And so it begins.
Apple on Monday said the company will likely miss revenue guidance provided late last month as a result of the fallout from the coronavirus outbreak.
“Our quarterly guidance… reflected the best information available at the time as well as our best estimates about the pace of return to work following the end of the extended Chinese New Year holiday on February 10”, the company said, in a statement, before noting that although “work is starting to resume around the country… we are experiencing a slower return to normal conditions than we had anticipated”.
Dollar-yen pared an advance on the news and US equity futures slipped when they reopened coming off the US holiday.
Apple rose more than 80% in 2019, and was already up more than 10% in the new year.
The company said last month that sales in the current quarter would be between $63 billion and $67 billion, better than analysts expected (the estimate was $62.33 billion), but also a wider range than anticipated, to account for uncertainty around the epidemic in China.
“We do have some suppliers in the Wuhan area. All of the suppliers there are alternate sources and we’re obviously working on mitigation plans to make up any expected production loss”, Tim Cook said at the time. “We factored our best thinking in the guidance that we provided you. With respect to supply sources that are outside the Wuhan area, the impact is less clear at this time”.
On Monday, the company cited two main factors in what amounts to a guide-down. To wit:
- The first is that worldwide iPhone supply will be temporarily constrained. While our iPhone manufacturing partner sites are located outside the Hubei province – and while all of these facilities have reopened – they are ramping up more slowly than we had anticipated. The health and well-being of every person who helps make these products possible is our paramount priority, and we are working in close consultation with our suppliers and public health experts as this ramp continues. These iPhone supply shortages will temporarily affect revenues worldwide.

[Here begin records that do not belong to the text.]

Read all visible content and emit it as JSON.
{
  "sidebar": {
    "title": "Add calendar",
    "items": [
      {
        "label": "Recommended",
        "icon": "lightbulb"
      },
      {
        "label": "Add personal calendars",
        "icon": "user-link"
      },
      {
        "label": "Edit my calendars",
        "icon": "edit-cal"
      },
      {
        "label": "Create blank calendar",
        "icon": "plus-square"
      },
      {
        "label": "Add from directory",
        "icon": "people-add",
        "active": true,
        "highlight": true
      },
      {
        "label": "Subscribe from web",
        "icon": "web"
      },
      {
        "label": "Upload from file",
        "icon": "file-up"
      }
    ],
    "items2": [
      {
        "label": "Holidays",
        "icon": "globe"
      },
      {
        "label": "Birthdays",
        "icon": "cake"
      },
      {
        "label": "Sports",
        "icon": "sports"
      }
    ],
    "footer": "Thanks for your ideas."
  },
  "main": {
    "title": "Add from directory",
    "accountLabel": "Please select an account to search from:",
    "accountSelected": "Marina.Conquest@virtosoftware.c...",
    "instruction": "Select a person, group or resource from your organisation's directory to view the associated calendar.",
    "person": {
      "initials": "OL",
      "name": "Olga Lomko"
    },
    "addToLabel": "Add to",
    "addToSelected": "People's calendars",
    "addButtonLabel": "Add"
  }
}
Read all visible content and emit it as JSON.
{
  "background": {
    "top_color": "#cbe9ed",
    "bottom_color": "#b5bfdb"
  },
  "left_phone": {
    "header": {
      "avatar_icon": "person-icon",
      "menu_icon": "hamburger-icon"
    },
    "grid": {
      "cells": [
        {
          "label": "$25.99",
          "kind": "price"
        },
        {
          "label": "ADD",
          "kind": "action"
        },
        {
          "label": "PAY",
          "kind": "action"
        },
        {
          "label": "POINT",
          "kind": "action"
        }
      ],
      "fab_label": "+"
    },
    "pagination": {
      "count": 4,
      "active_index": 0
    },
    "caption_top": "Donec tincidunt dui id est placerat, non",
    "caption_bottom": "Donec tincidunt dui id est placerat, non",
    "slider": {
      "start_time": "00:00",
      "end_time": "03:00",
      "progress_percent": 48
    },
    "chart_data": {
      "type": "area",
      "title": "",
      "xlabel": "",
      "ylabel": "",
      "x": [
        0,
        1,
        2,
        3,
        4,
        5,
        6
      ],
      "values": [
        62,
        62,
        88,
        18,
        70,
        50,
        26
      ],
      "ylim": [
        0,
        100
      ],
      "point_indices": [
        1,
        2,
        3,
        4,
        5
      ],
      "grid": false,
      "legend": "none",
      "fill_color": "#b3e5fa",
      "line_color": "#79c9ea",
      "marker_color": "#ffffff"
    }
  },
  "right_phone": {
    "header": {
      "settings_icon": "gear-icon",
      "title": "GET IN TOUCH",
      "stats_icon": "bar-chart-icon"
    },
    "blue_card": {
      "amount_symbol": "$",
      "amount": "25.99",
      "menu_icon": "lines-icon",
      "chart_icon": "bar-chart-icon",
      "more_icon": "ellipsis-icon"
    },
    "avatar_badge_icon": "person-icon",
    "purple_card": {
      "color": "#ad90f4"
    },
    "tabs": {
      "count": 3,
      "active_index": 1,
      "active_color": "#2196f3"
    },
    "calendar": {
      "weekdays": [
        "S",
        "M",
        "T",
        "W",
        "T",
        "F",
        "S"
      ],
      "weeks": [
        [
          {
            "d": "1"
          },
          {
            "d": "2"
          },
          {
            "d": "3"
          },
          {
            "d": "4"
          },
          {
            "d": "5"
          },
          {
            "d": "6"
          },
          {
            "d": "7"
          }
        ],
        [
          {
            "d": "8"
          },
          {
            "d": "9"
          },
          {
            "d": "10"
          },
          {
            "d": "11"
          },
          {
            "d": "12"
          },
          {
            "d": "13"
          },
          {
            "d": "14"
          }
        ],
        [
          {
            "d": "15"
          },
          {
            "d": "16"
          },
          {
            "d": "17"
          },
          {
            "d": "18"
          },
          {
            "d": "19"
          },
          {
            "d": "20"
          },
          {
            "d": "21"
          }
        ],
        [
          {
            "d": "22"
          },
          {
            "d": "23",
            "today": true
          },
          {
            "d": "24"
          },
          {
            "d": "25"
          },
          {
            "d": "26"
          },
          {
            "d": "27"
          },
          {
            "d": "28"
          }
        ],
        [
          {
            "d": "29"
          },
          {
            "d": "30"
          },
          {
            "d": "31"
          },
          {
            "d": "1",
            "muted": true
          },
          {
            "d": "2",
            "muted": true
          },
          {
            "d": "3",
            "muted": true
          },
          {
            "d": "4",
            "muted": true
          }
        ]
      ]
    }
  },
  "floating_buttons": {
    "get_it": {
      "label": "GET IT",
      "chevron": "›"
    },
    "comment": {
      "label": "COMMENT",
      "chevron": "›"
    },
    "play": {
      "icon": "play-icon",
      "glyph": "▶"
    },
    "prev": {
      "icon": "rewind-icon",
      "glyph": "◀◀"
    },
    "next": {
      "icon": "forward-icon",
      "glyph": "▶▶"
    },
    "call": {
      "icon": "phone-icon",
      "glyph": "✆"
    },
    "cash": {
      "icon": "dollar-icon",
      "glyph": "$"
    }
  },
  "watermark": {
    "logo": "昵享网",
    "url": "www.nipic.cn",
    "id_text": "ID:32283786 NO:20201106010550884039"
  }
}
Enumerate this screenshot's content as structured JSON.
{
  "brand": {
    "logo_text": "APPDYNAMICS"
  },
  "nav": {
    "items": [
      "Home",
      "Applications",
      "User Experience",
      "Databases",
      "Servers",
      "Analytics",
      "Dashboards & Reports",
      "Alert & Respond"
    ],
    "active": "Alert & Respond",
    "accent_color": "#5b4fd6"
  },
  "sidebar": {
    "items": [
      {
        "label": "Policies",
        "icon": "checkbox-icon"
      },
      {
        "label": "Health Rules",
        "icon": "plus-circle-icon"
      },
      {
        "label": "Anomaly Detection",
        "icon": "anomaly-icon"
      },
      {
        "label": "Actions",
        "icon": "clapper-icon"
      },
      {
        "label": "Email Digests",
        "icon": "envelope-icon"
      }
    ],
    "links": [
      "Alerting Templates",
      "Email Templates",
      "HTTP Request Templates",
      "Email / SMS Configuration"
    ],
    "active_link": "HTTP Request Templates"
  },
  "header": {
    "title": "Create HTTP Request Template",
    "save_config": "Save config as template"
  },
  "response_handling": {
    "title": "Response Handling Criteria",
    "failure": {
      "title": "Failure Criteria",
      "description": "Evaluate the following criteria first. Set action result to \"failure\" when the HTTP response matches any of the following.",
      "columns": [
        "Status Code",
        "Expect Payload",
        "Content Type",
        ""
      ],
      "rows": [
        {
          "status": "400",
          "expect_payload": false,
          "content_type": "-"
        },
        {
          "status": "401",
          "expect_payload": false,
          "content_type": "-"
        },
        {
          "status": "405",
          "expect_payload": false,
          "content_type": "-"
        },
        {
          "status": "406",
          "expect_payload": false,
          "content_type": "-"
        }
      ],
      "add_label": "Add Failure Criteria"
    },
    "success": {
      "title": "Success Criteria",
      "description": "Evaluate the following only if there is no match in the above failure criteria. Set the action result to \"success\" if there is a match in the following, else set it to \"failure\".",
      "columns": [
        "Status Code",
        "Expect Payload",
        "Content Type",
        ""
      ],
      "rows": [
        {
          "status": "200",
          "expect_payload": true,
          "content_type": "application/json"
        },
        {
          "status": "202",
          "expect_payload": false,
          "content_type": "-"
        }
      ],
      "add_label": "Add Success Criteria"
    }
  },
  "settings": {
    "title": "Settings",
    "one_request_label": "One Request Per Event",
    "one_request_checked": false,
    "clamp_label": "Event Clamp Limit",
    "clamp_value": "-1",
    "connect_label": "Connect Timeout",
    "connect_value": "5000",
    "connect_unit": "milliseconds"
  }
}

- The second is that demand for our products within China has been affected. All of our stores in China and many of our partner stores have been closed. Additionally, stores that are open have been operating at reduced hours and with very low customer traffic. We are gradually reopening our retail stores and will continue to do so as steadily and safely as we can. Our corporate offices and contact centers in China are open, and our online stores have remained open throughout.
“This unexpected news confirms the worst fears of the Street that the virus outbreak has dramatically impacted iPhone supply from China/Foxconn with a demand ripple impact worldwide”, Wedbush said, adding the following:
While we have discussed a negative iPhone impact from the coronavirus over the past few weeks, the magnitude of this impact to miss its revenue guidance midway through February is clearly worse than feared. While the knee jerk reaction will be negative tomorrow in light of this shocker and have a ripple impact across the supply chain, we believe this is… more of a timing issue rather than an extended supply/demand issue for iPhones globally and does not change our longer-term bullish thesis on the name.
The bank went on to call this “a tough pill to swallow for the bulls”.
You can expect to see more of this going forward, and it underscores what some market skeptics have spent the last several weeks warning about – namely that equities have not even attempted to price in the likely hit to corporate earnings and global growth from the coronavirus.
On Thursday, for example, Guggenheim’s Scott Minerd cautioned that risk assets “are priced for a rosy outcome” despite “the reality of the looming risks to growth and earnings”.
Now, investors will have to decide how to incorporate an Apple guidance cut into their strategy. This will likely serve as something of a reality check and it isn’t the best news for the broader market, that’s for sure.